There are a lot of injustices and anomalies in the systems. One big problem is that people thinking up rules are themselves senior civil servants, with secure comfortable circumstances and inflation proof high pension incomes. They can imagine a poor person, probably a street beggar is in their minds. They might assume he is probably poor because he drinks all his benefits and won't work. Self employed people, disabled people, people with no private pension but instead a little bit of savings, just don't cross their minds. A state pension in U.K. is the worlds' worst. £80. Savings means no pension credit, no council house, no housing benefit, no anything.There is no allowance for any savings which are instead of, not as well as, a private pension. The same thing happens for a lot of impoverished people. A complicated system and a lot of faulty assumptions mean that one person hits something of a benefits jackpot, and the next hits a benefits bear trap. Sunak flinging money around has made the injustices much worse.

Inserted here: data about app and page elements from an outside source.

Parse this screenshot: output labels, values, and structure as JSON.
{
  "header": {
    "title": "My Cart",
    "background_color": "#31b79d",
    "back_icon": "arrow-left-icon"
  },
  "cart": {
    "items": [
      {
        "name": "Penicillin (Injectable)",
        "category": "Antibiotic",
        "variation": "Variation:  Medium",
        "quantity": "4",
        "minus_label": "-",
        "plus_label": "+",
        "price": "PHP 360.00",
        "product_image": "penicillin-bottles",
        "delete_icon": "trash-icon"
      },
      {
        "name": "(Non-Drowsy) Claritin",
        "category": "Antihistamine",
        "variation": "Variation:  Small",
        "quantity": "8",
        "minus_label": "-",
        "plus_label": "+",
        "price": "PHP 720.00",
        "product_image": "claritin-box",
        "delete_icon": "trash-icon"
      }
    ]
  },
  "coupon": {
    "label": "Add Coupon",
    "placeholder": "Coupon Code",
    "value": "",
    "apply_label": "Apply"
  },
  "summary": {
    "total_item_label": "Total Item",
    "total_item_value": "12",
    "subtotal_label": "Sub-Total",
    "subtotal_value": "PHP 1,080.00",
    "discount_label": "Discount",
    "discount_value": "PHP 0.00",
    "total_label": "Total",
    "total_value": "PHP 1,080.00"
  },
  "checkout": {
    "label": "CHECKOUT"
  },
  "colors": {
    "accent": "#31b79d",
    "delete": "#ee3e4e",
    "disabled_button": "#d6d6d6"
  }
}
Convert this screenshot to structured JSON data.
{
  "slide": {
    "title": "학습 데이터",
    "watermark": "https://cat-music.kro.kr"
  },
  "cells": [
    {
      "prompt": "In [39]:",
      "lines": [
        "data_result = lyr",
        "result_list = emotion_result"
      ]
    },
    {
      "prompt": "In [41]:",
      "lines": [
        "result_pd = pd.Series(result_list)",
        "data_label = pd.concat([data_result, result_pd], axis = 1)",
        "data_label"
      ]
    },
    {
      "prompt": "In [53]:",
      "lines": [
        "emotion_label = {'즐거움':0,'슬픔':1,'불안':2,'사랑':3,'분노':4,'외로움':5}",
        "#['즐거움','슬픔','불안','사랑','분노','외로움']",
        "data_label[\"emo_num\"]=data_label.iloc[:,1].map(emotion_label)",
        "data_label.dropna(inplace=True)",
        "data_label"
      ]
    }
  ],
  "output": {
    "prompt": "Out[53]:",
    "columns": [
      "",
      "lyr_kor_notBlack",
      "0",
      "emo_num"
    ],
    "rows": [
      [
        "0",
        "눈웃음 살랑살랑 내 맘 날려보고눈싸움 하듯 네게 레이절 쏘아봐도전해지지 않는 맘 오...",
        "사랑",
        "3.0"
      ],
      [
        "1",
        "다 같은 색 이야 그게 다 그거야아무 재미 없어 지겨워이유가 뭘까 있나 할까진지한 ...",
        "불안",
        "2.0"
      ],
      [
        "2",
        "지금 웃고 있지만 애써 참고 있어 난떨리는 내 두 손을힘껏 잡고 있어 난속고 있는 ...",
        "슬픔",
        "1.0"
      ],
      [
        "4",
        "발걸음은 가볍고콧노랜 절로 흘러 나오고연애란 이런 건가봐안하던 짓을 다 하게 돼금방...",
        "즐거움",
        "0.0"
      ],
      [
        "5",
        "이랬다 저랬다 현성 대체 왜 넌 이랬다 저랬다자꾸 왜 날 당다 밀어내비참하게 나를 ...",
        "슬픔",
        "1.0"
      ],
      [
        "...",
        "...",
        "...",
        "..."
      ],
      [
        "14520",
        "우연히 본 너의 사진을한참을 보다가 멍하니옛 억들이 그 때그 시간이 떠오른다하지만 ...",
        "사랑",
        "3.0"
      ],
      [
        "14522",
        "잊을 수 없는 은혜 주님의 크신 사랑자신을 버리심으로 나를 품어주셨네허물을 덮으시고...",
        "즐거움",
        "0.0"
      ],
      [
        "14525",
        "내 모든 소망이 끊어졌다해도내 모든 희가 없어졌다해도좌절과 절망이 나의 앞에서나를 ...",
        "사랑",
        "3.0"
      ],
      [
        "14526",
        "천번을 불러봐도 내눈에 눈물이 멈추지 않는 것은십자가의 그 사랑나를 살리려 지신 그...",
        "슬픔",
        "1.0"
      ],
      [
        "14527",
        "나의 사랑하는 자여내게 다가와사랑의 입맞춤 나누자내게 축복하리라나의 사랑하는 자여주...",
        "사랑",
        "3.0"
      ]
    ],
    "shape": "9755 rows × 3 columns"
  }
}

Money up to £2,500 as a strange 'elite aristocracy of unemployed, called furloughed' goes to unemployed casino staff and airport bar staff, but not a single penny to social care. Twenty pounds extra is given to some, but not all, including those pensioners with no inco't,me except £80 a week, and others falling through all those traps. Disabled people, and their unpaid carers, never feature in the lavish handouts. We know that living full time in care homes is for a tiny minority, and the majority live at home, but government and journalists don't.
*Moderator note: The amount of State Pension you’ll receive depends on how

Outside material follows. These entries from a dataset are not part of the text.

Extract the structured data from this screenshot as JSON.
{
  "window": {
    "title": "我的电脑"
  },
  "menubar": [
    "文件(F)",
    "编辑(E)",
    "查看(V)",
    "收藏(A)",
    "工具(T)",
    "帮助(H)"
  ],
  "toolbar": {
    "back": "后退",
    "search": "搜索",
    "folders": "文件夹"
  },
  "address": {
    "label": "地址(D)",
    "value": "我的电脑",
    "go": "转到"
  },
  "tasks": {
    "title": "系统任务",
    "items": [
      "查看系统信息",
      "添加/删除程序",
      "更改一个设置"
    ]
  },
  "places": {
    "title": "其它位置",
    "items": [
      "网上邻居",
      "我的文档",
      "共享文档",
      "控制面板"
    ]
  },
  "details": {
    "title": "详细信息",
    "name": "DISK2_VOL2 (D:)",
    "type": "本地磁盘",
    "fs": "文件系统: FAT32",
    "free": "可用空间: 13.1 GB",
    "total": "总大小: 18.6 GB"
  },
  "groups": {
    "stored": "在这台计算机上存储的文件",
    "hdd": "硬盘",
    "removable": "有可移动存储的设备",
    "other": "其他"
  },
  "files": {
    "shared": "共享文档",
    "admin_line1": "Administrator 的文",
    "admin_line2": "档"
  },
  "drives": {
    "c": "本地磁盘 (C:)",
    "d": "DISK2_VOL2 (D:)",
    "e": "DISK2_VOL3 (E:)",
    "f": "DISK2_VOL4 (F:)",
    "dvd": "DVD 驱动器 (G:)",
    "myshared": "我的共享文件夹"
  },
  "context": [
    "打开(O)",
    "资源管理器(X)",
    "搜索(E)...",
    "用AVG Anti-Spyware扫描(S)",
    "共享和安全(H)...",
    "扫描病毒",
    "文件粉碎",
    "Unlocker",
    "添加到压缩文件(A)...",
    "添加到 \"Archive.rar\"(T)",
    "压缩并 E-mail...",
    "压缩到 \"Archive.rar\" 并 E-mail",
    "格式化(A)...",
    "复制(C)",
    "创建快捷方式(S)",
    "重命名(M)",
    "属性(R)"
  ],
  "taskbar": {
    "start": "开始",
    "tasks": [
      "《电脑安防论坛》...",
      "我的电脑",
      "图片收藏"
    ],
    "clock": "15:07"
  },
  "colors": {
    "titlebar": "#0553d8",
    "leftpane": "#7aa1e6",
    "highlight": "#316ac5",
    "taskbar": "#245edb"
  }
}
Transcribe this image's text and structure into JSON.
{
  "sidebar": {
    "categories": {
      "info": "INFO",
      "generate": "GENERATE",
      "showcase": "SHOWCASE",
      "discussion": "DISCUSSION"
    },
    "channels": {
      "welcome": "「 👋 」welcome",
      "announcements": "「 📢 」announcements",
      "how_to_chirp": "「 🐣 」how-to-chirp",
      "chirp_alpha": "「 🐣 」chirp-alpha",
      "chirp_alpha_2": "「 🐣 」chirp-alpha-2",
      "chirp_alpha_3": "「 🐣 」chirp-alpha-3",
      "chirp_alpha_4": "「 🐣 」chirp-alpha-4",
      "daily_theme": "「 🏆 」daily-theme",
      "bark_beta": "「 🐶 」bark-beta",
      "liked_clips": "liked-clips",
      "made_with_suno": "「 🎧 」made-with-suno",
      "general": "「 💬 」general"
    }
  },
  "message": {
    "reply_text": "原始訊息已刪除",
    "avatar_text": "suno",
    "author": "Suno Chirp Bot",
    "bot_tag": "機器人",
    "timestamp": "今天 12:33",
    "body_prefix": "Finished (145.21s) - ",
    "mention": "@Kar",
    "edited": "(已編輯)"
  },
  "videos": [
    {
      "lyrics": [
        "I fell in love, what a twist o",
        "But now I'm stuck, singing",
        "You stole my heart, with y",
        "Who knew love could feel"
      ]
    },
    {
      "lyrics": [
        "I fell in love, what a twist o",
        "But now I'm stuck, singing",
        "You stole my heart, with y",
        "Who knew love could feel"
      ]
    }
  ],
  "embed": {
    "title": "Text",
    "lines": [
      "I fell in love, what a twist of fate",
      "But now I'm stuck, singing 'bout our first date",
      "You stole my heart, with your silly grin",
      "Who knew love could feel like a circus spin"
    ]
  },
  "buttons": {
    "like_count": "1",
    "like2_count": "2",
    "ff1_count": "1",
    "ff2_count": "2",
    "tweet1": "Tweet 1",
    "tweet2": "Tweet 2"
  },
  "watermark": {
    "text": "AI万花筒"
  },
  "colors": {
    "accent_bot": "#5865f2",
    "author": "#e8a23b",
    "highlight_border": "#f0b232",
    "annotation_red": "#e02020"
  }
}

many ‘qualifying’ years of National Insurance payments you have. £175.20 stated
in this post is the maximum you can receive if you are either a man born on or
after 6 April 1951 or a woman born on or after 6 April 1953 and have made the
required national insurance contributions. See here: New State Pension
The decision was made to split these posts from the original
thread as while savings were topical and the original poster expressed concern
over pension contributions, it was felt that the subject would be better suited
as a separate discussion and a few posts have been edited to reflect accuracy. If
you have further concerns regarding our moderation these would be better
handled by email or PM so as not to derail a thread.
Pensions are a very important topic, especially when there
are still 1.6 million pensioners living in poverty.
I’m not a pensions advisor but a few notes on the subject:
While the new State Pension amount is £175.20 for those
claiming after 6th April 2016, as @newborn mentioned this is the ‘maximum’ someone
can receive (unless you defer or have Additional State Pension),
but by far not the minimum. For example, if I were to stop making contributions
now my state pension is forecast to only be around £60 per week. While there is
pension credit which can top up a person’s income, not everyone is eligible for this and it is
impacted by savings which is what I believe @newborn was trying to explain.
The £80.45 mentioned is thread is regarding the over 80
pension which sadly is just £80.45 per week.
As a few of the different comments mention, there is of course pension credit, which is massively
underclaimed and perhaps something this thread should aim to drive awareness
of. I was absolutely stunned when I found out that in a recent year £2.5 BILLION
of available pension credit went unclaimed.
Read the eligibility section carefully.
I have not, repeat not, posted inaccurate information. Savings, to varying levels do, repeat do, count to disbar from any means tested benefits and with great anomaly built in. Using savings in what might seem reasonable ways is not necessarily viewed as reasonable.Those who refuse to read the government website, which I carefully and correctly, repeat correctly, summarised, may refer to Adrian_Scope's helpful summary above. Those who can do that might accept his word that if he stopped paying today he would get £60, and that state pension for over 80's is, just as I stated, £80.45 (25p is an over 80's supplement)